> Work task: Copy each line below that has "toolbar".

> Materials provided:
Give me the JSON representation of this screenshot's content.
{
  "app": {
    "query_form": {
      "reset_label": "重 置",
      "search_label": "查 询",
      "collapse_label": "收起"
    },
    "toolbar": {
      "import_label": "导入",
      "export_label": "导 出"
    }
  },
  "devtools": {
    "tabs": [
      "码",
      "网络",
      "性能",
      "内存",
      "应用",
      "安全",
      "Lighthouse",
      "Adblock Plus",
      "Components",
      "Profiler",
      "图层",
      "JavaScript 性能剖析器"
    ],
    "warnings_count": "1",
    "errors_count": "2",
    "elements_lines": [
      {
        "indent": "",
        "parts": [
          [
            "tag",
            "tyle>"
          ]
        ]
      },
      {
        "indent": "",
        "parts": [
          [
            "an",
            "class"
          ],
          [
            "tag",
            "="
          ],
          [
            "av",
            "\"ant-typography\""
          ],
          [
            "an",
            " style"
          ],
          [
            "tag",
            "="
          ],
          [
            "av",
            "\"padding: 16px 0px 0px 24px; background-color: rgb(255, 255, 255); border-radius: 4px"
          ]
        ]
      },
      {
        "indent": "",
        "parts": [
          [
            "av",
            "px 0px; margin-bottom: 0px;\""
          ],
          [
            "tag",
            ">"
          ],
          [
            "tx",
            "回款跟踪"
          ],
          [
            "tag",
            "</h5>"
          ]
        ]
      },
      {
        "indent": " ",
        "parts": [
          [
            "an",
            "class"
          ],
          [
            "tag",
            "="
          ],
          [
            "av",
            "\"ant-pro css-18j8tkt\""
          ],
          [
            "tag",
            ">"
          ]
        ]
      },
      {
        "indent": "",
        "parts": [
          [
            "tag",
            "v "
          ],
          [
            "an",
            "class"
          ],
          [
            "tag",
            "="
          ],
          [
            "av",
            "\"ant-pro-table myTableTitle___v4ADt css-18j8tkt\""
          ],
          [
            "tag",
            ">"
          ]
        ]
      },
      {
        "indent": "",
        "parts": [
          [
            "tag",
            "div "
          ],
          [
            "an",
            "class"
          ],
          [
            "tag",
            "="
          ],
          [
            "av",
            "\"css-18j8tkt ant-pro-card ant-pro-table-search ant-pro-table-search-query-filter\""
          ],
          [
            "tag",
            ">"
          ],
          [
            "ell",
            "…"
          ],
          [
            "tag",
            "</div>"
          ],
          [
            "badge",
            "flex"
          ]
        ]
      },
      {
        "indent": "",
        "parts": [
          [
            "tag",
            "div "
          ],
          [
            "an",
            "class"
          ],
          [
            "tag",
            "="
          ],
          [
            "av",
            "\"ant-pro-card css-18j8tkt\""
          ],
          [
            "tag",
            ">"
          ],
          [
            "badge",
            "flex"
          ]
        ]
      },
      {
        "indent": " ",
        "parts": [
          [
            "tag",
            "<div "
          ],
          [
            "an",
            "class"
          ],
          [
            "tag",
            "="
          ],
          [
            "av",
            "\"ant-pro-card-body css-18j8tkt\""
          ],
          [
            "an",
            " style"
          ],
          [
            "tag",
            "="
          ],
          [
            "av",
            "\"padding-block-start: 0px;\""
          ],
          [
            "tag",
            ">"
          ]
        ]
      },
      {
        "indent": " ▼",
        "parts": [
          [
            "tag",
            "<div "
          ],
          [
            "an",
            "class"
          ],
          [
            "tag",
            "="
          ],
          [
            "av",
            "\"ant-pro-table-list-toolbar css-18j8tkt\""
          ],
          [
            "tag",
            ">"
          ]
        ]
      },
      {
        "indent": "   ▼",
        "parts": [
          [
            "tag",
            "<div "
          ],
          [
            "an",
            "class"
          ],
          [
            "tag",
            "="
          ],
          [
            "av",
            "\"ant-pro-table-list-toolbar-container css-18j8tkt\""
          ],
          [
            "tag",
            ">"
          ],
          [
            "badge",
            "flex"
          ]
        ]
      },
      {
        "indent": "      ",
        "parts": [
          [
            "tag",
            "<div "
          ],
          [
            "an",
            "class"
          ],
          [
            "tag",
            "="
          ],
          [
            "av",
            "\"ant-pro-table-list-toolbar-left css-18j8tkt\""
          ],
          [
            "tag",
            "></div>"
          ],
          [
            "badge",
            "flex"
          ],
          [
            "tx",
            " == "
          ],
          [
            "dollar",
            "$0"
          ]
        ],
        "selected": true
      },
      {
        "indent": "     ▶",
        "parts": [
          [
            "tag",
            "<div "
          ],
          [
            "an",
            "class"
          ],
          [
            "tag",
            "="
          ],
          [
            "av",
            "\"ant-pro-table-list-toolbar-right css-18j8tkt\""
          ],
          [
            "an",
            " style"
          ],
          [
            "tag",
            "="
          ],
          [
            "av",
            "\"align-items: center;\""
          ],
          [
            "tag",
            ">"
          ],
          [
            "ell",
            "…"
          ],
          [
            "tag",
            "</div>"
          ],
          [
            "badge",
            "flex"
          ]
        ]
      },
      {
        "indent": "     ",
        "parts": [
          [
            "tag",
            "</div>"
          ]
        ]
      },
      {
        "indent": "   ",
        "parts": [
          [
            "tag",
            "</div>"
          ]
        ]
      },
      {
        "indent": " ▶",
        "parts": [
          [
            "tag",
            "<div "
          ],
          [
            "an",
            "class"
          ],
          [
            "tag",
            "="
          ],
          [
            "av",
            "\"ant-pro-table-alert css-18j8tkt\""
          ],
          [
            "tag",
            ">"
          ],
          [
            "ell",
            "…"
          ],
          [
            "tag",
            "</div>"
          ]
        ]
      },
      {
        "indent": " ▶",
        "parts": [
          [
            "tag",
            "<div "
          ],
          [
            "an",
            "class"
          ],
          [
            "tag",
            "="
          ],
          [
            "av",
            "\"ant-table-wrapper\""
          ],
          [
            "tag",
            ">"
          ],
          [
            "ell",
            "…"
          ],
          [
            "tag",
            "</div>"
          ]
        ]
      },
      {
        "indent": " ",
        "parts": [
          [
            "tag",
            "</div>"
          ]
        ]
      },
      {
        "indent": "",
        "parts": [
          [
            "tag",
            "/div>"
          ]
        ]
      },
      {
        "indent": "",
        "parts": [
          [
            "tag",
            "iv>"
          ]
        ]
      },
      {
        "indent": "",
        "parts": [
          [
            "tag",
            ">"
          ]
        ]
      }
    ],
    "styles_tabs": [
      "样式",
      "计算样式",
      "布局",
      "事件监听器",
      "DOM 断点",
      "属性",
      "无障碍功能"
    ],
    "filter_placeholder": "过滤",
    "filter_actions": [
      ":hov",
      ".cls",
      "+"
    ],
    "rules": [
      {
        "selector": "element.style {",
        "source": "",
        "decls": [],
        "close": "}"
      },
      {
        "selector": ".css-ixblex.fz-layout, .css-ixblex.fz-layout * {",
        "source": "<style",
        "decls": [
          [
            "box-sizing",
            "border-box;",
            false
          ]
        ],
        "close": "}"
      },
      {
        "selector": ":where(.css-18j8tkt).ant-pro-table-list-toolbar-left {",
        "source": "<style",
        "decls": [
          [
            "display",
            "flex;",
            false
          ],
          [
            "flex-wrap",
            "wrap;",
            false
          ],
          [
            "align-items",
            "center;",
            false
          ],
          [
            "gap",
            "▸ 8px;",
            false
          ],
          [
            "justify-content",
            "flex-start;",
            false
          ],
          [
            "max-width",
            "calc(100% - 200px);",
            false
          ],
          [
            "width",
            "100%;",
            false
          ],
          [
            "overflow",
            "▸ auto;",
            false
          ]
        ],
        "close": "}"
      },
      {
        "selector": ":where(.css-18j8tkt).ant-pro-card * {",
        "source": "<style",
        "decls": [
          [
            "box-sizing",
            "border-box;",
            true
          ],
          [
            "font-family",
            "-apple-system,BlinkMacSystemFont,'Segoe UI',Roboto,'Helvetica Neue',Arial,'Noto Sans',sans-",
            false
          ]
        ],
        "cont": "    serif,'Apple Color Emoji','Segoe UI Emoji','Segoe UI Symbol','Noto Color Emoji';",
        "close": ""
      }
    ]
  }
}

> Written solution:
    "toolbar": {
            "\"ant-pro-table-list-toolbar css-18j8tkt\""
            "\"ant-pro-table-list-toolbar-container css-18j8tkt\""
            "\"ant-pro-table-list-toolbar-left css-18j8tkt\""
            "\"ant-pro-table-list-toolbar-right css-18j8tkt\""
        "selector": ":where(.css-18j8tkt).ant-pro-table-list-toolbar-left {",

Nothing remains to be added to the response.